▸ **Exercise objective**
Look through the records and copy each line with the string "폰트관리" in it.

Website and app data records:
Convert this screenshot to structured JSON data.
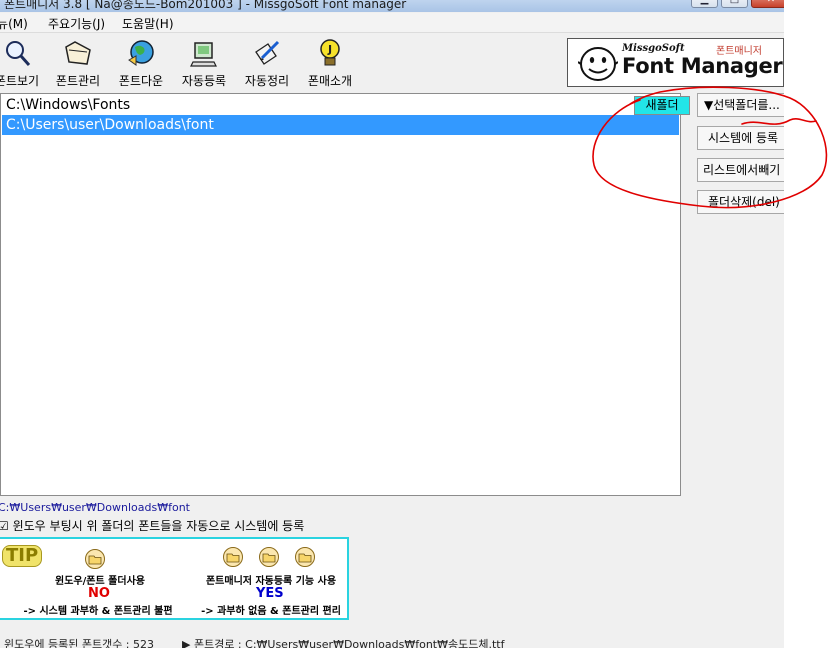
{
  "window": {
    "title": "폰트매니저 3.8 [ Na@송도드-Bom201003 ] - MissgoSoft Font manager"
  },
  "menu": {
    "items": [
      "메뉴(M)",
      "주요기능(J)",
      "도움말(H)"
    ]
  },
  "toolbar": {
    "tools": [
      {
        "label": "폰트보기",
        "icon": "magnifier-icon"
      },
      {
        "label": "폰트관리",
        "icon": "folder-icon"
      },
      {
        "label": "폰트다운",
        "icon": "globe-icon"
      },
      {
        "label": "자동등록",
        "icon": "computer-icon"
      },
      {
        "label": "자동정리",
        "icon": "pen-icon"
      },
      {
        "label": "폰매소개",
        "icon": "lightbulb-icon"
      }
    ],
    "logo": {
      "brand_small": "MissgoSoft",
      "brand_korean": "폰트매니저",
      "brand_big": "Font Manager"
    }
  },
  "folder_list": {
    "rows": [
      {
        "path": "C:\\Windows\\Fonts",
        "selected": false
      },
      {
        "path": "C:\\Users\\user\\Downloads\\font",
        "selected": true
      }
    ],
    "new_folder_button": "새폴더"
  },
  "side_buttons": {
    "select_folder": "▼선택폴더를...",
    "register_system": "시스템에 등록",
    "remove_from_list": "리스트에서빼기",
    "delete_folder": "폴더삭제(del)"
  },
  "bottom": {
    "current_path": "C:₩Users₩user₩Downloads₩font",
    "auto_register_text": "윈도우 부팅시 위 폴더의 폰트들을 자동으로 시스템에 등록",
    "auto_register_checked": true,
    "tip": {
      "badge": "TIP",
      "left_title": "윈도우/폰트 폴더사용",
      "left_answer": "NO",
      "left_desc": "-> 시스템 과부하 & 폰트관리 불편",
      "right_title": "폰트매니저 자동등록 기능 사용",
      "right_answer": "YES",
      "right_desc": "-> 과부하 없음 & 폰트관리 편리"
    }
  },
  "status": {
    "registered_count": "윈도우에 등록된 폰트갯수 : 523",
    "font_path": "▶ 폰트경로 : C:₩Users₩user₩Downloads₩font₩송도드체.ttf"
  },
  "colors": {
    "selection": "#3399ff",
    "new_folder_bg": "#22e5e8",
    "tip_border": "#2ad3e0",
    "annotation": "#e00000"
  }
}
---
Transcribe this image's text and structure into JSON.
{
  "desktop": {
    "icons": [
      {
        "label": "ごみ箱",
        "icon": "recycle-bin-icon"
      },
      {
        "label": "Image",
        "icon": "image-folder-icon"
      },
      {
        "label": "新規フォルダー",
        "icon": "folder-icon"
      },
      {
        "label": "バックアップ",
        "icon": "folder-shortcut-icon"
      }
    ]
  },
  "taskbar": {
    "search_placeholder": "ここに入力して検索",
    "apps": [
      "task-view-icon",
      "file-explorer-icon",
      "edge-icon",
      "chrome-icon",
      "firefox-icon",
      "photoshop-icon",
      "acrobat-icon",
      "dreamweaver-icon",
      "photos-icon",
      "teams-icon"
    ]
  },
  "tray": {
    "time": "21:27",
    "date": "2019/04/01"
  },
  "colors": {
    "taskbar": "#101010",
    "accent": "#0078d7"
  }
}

▸ **Solution for this exercise**
        "label": "폰트관리",
      "left_desc": "-> 시스템 과부하 & 폰트관리 불편",
      "right_desc": "-> 과부하 없음 & 폰트관리 편리"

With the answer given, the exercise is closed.